A stepfamily is the biggest emerging type of family unit in the United States of late and regardless of the frequency of this phenomenon, managing a stepparent-stepchild relationship is incredibly difficult.
Notwithstanding their utmost attempts to be compassionate, a stepparent may unwittingly breach bounds or may operate a differing approach to parenting than the child is accustomed to. In either case, it can cause family strife and put a strain on everyone concerned.
The significance of observing a stepchild’s limits is discussed in this article, as well as certain circumstances in which a stepparent may go too far. It also provides insight into ways that stepparents might use to prevent crossing their stepchild’s boundaries.
Limitations Must Be Respected
A stepparent might expect to form an immediate relationship with their stepchild, while the child may not always be on the same page as the stepparent, which can be frustrating and discouraging.
Children are typically grappling with their sentiments of bereavement and grief for the family they had, which can put a lot of stress on the child’s mind and further compounded if stepparents are demanding, pushy, or dismissive of the child’s tempo, or if they take the role of a parent before earning the child’s trust, admiration, and attachment.
How To Identify That You Are Off Limits Limits are almost always elusive and complicated in the stepparent-stepchild relationship. Even if they have the best interests of the child at heart, a stepparent may transcend their limits, whether intentionally or unintentionally.
These are some examples of situations in which a stepparent may go too far.
The Stepchild’s Discipline

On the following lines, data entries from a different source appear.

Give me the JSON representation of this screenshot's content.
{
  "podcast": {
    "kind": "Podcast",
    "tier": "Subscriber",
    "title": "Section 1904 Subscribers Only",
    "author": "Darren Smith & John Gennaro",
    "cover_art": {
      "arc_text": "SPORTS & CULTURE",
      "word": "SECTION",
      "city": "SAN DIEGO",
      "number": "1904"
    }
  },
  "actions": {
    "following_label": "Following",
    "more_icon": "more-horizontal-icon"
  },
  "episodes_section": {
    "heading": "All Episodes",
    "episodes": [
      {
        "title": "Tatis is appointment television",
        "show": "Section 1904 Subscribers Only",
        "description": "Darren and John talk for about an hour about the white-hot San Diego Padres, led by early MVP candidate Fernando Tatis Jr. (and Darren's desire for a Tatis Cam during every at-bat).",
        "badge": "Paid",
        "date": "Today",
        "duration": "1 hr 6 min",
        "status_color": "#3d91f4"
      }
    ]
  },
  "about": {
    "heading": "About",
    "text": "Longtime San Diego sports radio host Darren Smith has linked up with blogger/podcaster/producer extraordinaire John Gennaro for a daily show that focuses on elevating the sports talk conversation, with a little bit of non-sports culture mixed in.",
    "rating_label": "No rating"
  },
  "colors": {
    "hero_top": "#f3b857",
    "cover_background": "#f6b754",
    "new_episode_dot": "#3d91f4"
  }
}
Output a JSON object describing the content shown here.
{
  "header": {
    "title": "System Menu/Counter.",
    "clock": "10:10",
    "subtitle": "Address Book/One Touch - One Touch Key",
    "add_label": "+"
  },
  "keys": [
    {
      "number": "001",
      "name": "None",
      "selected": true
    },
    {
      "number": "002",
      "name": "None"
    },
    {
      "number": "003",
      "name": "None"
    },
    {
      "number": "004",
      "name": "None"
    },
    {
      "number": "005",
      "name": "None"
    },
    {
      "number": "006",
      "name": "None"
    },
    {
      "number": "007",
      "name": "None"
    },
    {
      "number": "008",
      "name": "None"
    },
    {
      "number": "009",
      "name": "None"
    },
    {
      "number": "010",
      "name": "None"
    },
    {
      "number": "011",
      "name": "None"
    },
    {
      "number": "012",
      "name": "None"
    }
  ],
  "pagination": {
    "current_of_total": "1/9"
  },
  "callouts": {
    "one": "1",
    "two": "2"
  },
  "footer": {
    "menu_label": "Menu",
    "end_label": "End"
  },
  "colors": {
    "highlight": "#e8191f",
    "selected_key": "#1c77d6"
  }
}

Stepparents who embrace the position of ruler early on in their relationship with their stepchild may bypass bounds. The youngster may not view the step-parent as a parent and may dislike any attempts by the same to establish discipline.

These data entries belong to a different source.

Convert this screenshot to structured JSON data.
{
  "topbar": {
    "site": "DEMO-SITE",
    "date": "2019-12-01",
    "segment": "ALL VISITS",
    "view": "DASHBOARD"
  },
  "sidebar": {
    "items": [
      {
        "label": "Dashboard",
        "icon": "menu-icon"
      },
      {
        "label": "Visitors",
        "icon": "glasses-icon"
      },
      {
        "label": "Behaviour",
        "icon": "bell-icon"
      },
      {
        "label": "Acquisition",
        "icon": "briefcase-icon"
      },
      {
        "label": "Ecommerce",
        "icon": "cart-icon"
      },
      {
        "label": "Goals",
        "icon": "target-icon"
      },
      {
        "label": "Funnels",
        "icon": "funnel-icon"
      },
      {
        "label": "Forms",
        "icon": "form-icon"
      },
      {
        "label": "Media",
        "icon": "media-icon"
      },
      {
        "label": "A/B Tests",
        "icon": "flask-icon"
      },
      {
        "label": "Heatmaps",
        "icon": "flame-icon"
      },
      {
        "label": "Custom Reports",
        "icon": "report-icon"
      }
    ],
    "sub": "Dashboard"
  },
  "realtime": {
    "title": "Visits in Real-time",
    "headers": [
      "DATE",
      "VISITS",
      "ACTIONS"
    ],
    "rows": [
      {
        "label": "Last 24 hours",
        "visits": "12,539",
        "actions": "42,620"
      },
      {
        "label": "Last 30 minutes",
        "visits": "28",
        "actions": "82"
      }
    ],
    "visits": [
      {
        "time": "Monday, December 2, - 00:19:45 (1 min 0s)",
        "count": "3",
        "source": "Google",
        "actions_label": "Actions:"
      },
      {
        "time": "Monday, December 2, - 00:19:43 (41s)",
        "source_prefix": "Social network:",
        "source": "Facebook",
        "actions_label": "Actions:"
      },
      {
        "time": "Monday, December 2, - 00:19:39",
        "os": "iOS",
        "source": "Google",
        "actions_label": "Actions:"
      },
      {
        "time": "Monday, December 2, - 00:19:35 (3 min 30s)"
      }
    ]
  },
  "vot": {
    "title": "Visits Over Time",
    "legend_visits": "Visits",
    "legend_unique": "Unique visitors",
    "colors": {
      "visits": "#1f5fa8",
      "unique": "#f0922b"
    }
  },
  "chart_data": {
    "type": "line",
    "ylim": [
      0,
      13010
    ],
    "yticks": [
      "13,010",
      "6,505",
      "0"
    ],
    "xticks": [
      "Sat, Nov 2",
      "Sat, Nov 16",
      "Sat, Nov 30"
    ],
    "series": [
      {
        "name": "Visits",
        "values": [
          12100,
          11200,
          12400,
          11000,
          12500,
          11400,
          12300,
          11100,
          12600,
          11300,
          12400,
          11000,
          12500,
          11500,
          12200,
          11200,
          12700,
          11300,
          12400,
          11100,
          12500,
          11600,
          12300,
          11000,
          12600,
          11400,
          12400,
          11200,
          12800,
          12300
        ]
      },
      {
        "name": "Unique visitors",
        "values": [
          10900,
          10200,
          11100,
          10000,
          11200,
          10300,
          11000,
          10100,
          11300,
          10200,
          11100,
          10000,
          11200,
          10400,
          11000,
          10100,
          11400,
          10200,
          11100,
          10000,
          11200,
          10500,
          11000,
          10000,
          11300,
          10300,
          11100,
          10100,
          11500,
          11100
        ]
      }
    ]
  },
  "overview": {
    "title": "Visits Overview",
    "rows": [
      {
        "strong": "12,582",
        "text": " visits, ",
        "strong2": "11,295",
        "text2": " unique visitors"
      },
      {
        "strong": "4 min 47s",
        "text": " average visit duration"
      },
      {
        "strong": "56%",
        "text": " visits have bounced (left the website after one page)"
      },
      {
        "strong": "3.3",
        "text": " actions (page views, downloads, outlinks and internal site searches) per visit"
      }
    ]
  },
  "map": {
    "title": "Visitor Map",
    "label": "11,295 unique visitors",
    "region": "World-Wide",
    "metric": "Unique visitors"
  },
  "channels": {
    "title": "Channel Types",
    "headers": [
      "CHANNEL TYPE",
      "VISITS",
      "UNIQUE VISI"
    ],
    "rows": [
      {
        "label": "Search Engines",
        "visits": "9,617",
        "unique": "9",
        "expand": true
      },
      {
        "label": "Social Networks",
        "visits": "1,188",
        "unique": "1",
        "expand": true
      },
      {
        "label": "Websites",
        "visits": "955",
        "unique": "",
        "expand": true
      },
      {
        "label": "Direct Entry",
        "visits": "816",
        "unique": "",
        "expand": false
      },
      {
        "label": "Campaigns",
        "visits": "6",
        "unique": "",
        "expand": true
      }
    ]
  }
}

Attempting to Take the Place of Their Parent
Oftentimes, step-parents may try to play the role of a parent by pressuring the child to engage in events that would normally be designated for their parent. They might, for example, strive to involve the child in designated parent-child activities.
This can also occur if the child’s parent is no longer present in their lives, such as if the parent has died or is divorced. The child may not welcome the step-parent attempting to play the role of their absent parent, especially if the step-parent appears to be disrespecting the child’s affection for and memories of their absent parent.
Setting a Parenting Style in Place
A step-parent could attempt to force his or her ideals or parenting method on the child. The youngster may not be willing to respond, especially if the message contradicts their parents’ ideals.
Alienating The Child And Their Parent
Stepparents may get in the way of their partner and their stepchild sometimes. For example, if the spouse and the child are quarreling, the stepparent may choose to support the child over their parent, who may not enjoy it.
Harassing the Other Parent of the Child
Stepparents and their partner’s ex, i.e. the child’s other parent, may not get along. Nevertheless, no matter how much they despise them or disapprove of their behavior, maligning them in front of a child can be considered inappropriate, especially if the youngster is a minor.
Children may have difficulty defining or articulating their boundaries. Traversing their bounds, however, might have a negative consequence on their mental wellbeing. Additionally, crossing lines can cause a rift between the child and the stepparent.
How to Stay Away From Overstepping Your Boundaries
To avoid infringing on limits, a stepparent can take the following steps:
Define roles clearly: from the start, step-parents should be upfront with themselves and their children about their function in the family. They must integrate themselves into the family without attempting to take the place of the child’s parents.
Accept the parenting style of the parents: Stepparents must cooperate with and comprehend the parenting styles of their stepchildren’s parents. It is possible to retain uniformity by honoring it and adhering to it.
Give the youngster some space: acknowledging the child’s process, giving them time to adjust, and winning their trust can help the stepparent form a bond with the child without feeling like they’re overstepping bounds.
Recognize that your relationship may be unique: it is critical to recognize and accept that the relationship between a stepparent and a stepchild may differ from the child’s relationship with their parents. Stepparents can eventually earn respect and love as mentors for their children, but first, they must be avoided.
Stepparenting can be challenging because, depending on the situation, a stepparent may face a lot of opposition from their stepchild or their partner’s ex. Also, it might be difficult to determine what is the proper thing to do when even the tiniest activities can cross a barrier or cause a negative reaction.
Taking things gently, making an attempt to comprehend things from the child’s point of view, and respecting their process can be beneficial. Patience with the child and a willingness to accept things as they come would yield enormous positive results.